Moondrop JIU Review

Moondrop JIU Review

Moondrop is trying to completely take over the budget earbuds market with models like the Chu and the recently released Droplet. The JIU is another pair of USB-type C earbuds that anyone can afford. We’ve seen Moondrop impress in this price range, so let’s see if that’s the case with the JIU as well.

Moondrop JIU items

What You Get

  • JIU earbuds
  • Leather carrying pouch
  • Ear hooks
  • 3 pairs of silicone tips
  • User guide

Moondrop JIU single

Look & Feel

The build of the JIU most resembles the Chu. It’s almost exactly the same style of body, with its zinc alloy housing and lightweight shell. Its cable is non-detachable, and the earbuds can be worn with the wire going straight down, or with the supplied ear hooks. These are very comfortable earbuds that can be worn in multiple ways.

Moondrop JIU cable


Inside the JIU is a 10mm dynamic driver, made with a titanium-plated diaphragm. Physical Vapor Deposition(PVD) technology is also implemented, with the addition of an N52 magnetic circuit, and a patented anti-blocking acoustic filter.

Moondrop JIU pair

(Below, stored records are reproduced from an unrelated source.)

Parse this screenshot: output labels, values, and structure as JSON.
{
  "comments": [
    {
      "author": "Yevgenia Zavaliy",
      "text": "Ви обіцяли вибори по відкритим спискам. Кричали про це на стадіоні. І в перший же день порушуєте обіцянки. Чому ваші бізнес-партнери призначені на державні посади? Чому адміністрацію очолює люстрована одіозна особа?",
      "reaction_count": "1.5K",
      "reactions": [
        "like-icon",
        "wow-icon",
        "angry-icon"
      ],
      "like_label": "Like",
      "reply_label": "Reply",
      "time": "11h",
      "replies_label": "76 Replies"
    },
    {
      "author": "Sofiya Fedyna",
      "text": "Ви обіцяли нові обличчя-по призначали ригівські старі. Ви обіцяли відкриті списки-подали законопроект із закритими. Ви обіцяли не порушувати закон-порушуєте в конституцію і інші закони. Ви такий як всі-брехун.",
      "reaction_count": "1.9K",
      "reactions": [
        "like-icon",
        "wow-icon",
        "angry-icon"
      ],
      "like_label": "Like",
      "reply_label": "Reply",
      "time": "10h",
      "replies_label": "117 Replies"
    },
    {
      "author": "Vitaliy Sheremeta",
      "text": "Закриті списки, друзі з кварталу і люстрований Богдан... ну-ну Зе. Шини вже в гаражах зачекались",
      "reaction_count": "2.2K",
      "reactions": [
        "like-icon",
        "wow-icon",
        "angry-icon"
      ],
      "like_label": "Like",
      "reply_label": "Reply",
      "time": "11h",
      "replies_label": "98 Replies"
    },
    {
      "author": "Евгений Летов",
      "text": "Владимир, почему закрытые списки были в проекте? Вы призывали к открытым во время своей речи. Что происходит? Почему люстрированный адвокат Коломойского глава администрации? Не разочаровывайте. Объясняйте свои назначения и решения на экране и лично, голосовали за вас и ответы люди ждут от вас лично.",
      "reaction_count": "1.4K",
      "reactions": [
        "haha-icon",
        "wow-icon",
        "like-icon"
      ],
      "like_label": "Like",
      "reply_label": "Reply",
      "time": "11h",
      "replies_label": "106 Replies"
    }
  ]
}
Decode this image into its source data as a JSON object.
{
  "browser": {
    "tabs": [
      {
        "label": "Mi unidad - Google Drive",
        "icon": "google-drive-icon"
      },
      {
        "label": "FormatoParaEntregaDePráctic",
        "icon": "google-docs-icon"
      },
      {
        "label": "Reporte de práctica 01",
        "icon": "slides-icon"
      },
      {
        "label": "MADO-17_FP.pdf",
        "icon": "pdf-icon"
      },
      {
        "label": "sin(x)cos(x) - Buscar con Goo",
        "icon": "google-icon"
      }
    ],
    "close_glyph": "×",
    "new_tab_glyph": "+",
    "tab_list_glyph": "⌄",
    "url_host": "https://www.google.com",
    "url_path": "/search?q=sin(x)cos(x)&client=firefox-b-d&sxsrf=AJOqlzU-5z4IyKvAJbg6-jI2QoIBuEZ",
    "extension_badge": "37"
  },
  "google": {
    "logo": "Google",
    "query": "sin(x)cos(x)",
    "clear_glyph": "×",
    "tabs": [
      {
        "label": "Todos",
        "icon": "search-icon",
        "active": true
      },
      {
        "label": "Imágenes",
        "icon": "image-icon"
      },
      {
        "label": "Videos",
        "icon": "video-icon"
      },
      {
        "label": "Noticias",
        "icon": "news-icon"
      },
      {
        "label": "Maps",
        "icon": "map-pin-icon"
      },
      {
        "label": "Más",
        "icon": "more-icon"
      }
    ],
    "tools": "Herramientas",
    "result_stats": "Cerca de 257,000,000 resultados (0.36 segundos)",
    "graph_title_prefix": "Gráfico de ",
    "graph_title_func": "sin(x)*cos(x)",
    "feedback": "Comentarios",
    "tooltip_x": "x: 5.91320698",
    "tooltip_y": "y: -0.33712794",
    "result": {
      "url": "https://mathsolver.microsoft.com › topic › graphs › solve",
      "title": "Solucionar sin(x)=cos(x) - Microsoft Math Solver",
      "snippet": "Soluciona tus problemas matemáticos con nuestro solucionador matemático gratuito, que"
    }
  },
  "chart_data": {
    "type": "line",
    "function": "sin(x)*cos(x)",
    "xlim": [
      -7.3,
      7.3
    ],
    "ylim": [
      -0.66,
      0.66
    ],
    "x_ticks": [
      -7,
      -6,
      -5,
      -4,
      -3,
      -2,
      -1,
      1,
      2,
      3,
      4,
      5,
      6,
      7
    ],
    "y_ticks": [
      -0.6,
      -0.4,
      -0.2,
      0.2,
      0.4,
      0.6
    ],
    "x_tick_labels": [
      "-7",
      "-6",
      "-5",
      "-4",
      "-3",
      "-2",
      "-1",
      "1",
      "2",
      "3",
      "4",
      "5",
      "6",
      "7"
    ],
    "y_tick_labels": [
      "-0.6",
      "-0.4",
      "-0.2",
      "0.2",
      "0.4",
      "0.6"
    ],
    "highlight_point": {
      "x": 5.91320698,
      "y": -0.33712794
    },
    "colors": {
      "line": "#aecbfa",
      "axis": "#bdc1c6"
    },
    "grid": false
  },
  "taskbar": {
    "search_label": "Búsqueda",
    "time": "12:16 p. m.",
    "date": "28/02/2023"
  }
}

I’ve been impressed with what some of these type C earbuds can do with their soundstage and imaging, and the JIU wields the best results so far. It possesses an average width but is still pretty impressively wide for the price. It’s the imaging that makes the most significant impression on you. The presentation feels accurately positioned, with enough dimensional layers to find yourself engrossed in the space. You’ll find good separation here, with clearly localized sound elements throughout the stereo field. Everything has an interior headspace, but nothing appears constricted. Instruments and effects can perform fully in their space, stacking on top of and in front of each other in a nice bubble of sound.

Low End

The JIU has a partially reserved, but very well-presented bass. While it doesn’t always offer the most substantial impact, the detail is there. There’s a fullness to the lows that present a realistic portrayal of the frequency content. It has some punch to it, but the gripping part of the response is its depth. Everything from the sub-bass to the mid-bass is put fully on display, showcasing great resolve. You get a good lift from the sub-bass frequencies that offer a subtle rumble.


Like the bass, I feel like the midrange features good detail and realism. Everything appears flat and even, but also spread out. It’s a roomy midrange that has a clear neutral timbre, but it’ll never bore you, as the JIU has just enough expressive elements to enjoy. Vocals are very clear, especially in the upper-mids where they appear crisper. Certain performances are able to cut through the mix and stand out with a clear identity.


There are areas of the treble where the JIU is at its most energetic. That could turn some people off to this sound signature, but I found it very gratifying. It gives the full presentation of sound that has been established in the bass and mids a nice tail to add that last accent to the sound. Nothing is ever too bright, but there’s a definitive edge to the tone.


For a twenty-five dollar pair of USB type C headphones, the JIU really brings the sound quality. While the Droplet also had a good sound signature, I preferred how detailed the JIU was. The soundstage and imaging are also surprisingly good and outmatches what most type C earbuds can do. If you’re looking for simple USB-type C earbuds, the JIU is the easiest recommendation I can make.

Pros  Cons
  • Good soundstage and imaging 
  • Detailed bass
  • Roomy mids
  • Expressive highs
  • Comfortable 
  • Price
  • Cable is not detachable

The Moondrop JIU is available at Audio46.

Compare the ranking of various headphones, earbuds and in-ear monitors using our tools.

Discuss this, and much more, over on our forum.

MAJORHIFI may receive commissions from retail offers.
Previous articleNew Reference Headphone on the Block: FiiO FT3 Review
Next articleFiio K7 Review
Alex S. is a sound designer and voice-over artist who has worked in film, commercials, and podcasts. He loves horror movies and emo music.